Bilingual Education


ANNCR: Bilingual Education, a work in progress – Today on Congressional Moment

By the time the 13 British colonies declared their independence, over two million people had immigrated across the ocean from Europe.

Many were British, but many more were from other countries, and spoke other languages. It was not long before bilingual education became an issue. By the mid 1800s, various states were conducting classes in languages such as French, German, Dutch and Greek.

(French phrase fades in and out, into German)

Non English-speaking students received some protection under the 14th Amendment's Equal Protection Clause, ratified in 1868, and over a hundred years later, in 1968, the Bilingual Education Act was created.

It was the first official federal legislation recognizing the specific needs of students with limited English-speaking ability. It gave assistance to many local districts to establish bilingual education programs.

During the 1980s and 90s, Congress amended the Act several times, reflecting new challenges, changing priorities and new teaching techniques. The issue was, and still is, hotly debated at the grass roots level, with children coming to our schools speaking more than 200 languages.

Congress continues to wrestle with the important issue of how best to help students from non-English speaking families move into the mainstream of American life. The Bilingual Education Act is clearly a work-in-progress, and related issues are likely to be found in the media and on the ballots for many years to come.
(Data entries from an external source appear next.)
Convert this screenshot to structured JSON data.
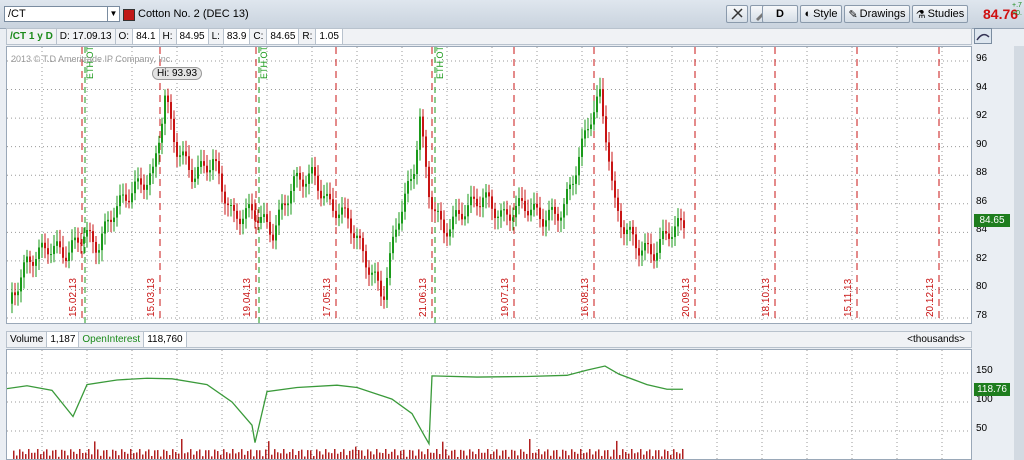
{
  "header": {
    "symbol": "/CT",
    "title": "Cotton No. 2 (DEC 13)",
    "buttons": {
      "d_label": "D",
      "style_label": "Style",
      "drawings_label": "Drawings",
      "studies_label": "Studies"
    },
    "last_price": "84.76",
    "change_line1": "+.7",
    "change_line2": "+0."
  },
  "info": {
    "chart_label": "/CT 1 y D",
    "date_label": "D:",
    "date_value": "17.09.13",
    "open_label": "O:",
    "open_value": "84.1",
    "high_label": "H:",
    "high_value": "84.95",
    "low_label": "L:",
    "low_value": "83.9",
    "close_label": "C:",
    "close_value": "84.65",
    "range_label": "R:",
    "range_value": "1.05"
  },
  "price_chart": {
    "watermark": "2013 © T.D Ameritrade IP Company, Inc.",
    "hi_label": "Hi: 93.93",
    "current_badge": "84.65",
    "y_ticks": [
      "96",
      "94",
      "92",
      "90",
      "88",
      "86",
      "84",
      "82",
      "80",
      "78"
    ],
    "dates": [
      "15.02.13",
      "15.03.13",
      "19.04.13",
      "17.05.13",
      "21.06.13",
      "19.07.13",
      "16.08.13",
      "20.09.13",
      "18.10.13",
      "15.11.13",
      "20.12.13"
    ],
    "expiry_markers": [
      "ETH.OT",
      "ETH.OT",
      "ETH.OT"
    ],
    "colors": {
      "up": "#1a9a1a",
      "down": "#c81414",
      "grid": "#9a9a9a"
    }
  },
  "volume_panel": {
    "volume_label": "Volume",
    "volume_value": "1,187",
    "oi_label": "OpenInterest",
    "oi_value": "118,760",
    "units": "<thousands>",
    "y_ticks": [
      "150",
      "100",
      "50"
    ],
    "current_badge": "118.76"
  }
}
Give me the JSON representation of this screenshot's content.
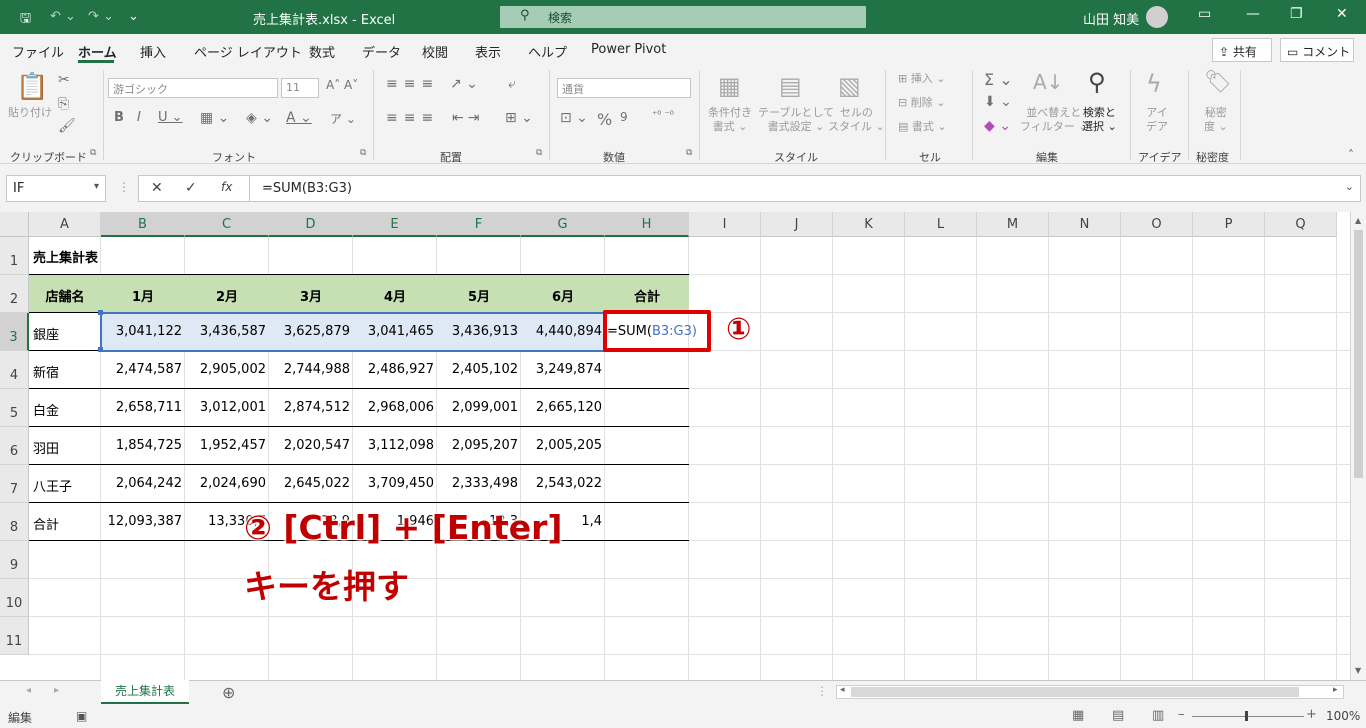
{
  "titlebar": {
    "title": "売上集計表.xlsx  -  Excel",
    "search_placeholder": "検索",
    "user": "山田 知美"
  },
  "menu": [
    "ファイル",
    "ホーム",
    "挿入",
    "ページ レイアウト",
    "数式",
    "データ",
    "校閲",
    "表示",
    "ヘルプ",
    "Power Pivot"
  ],
  "top_buttons": {
    "share": "共有",
    "comment": "コメント"
  },
  "ribbon": {
    "clipboard": {
      "paste": "貼り付け",
      "group": "クリップボード"
    },
    "font": {
      "name": "游ゴシック",
      "size": "11",
      "group": "フォント"
    },
    "alignment": {
      "group": "配置"
    },
    "number": {
      "format": "通貨",
      "group": "数値"
    },
    "styles": {
      "conditional_1": "条件付き",
      "conditional_2": "書式",
      "table_1": "テーブルとして",
      "table_2": "書式設定",
      "cell_1": "セルの",
      "cell_2": "スタイル",
      "group": "スタイル"
    },
    "cells": {
      "insert": "挿入",
      "delete": "削除",
      "format": "書式",
      "group": "セル"
    },
    "editing": {
      "sort_1": "並べ替えと",
      "sort_2": "フィルター",
      "find_1": "検索と",
      "find_2": "選択",
      "group": "編集"
    },
    "ideas": {
      "label_1": "アイ",
      "label_2": "デア",
      "group": "アイデア"
    },
    "sensitivity": {
      "label_1": "秘密",
      "label_2": "度",
      "group": "秘密度"
    }
  },
  "formula_bar": {
    "name_box": "IF",
    "formula": "=SUM(B3:G3)"
  },
  "columns": [
    "A",
    "B",
    "C",
    "D",
    "E",
    "F",
    "G",
    "H",
    "I",
    "J",
    "K",
    "L",
    "M",
    "N",
    "O",
    "P",
    "Q"
  ],
  "rows": [
    "1",
    "2",
    "3",
    "4",
    "5",
    "6",
    "7",
    "8",
    "9",
    "10",
    "11"
  ],
  "sheet": {
    "title": "売上集計表",
    "headers": [
      "店舗名",
      "1月",
      "2月",
      "3月",
      "4月",
      "5月",
      "6月",
      "合計"
    ],
    "data": [
      [
        "銀座",
        "3,041,122",
        "3,436,587",
        "3,625,879",
        "3,041,465",
        "3,436,913",
        "4,440,894"
      ],
      [
        "新宿",
        "2,474,587",
        "2,905,002",
        "2,744,988",
        "2,486,927",
        "2,405,102",
        "3,249,874"
      ],
      [
        "白金",
        "2,658,711",
        "3,012,001",
        "2,874,512",
        "2,968,006",
        "2,099,001",
        "2,665,120"
      ],
      [
        "羽田",
        "1,854,725",
        "1,952,457",
        "2,020,547",
        "3,112,098",
        "2,095,207",
        "2,005,205"
      ],
      [
        "八王子",
        "2,064,242",
        "2,024,690",
        "2,645,022",
        "3,709,450",
        "2,333,498",
        "2,543,022"
      ]
    ],
    "total_label": "合計",
    "total_visible": [
      "12,093,387",
      "13,330,7",
      "13,9",
      "1,946",
      "12,3",
      "1,4"
    ],
    "editing_cell": {
      "prefix": "=SUM(",
      "ref": "B3:G3",
      "suffix": ")"
    }
  },
  "annotations": {
    "step1": "①",
    "step2_line1": "② [Ctrl] + [Enter]",
    "step2_line2": "キーを押す"
  },
  "tabs": {
    "sheet": "売上集計表",
    "add": "⊕"
  },
  "status": {
    "mode": "編集",
    "zoom": "100%"
  },
  "colors": {
    "excel_green": "#217346",
    "header_fill": "#c6e0b4",
    "highlight": "#e00000",
    "ref_blue": "#4472c4"
  }
}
STANDARD CLOSING: This is Lee Hamilton. Congressional decisions impact all our lives. To find out more about how Congress works, or to get involved in your government, visit the Center On Congress website at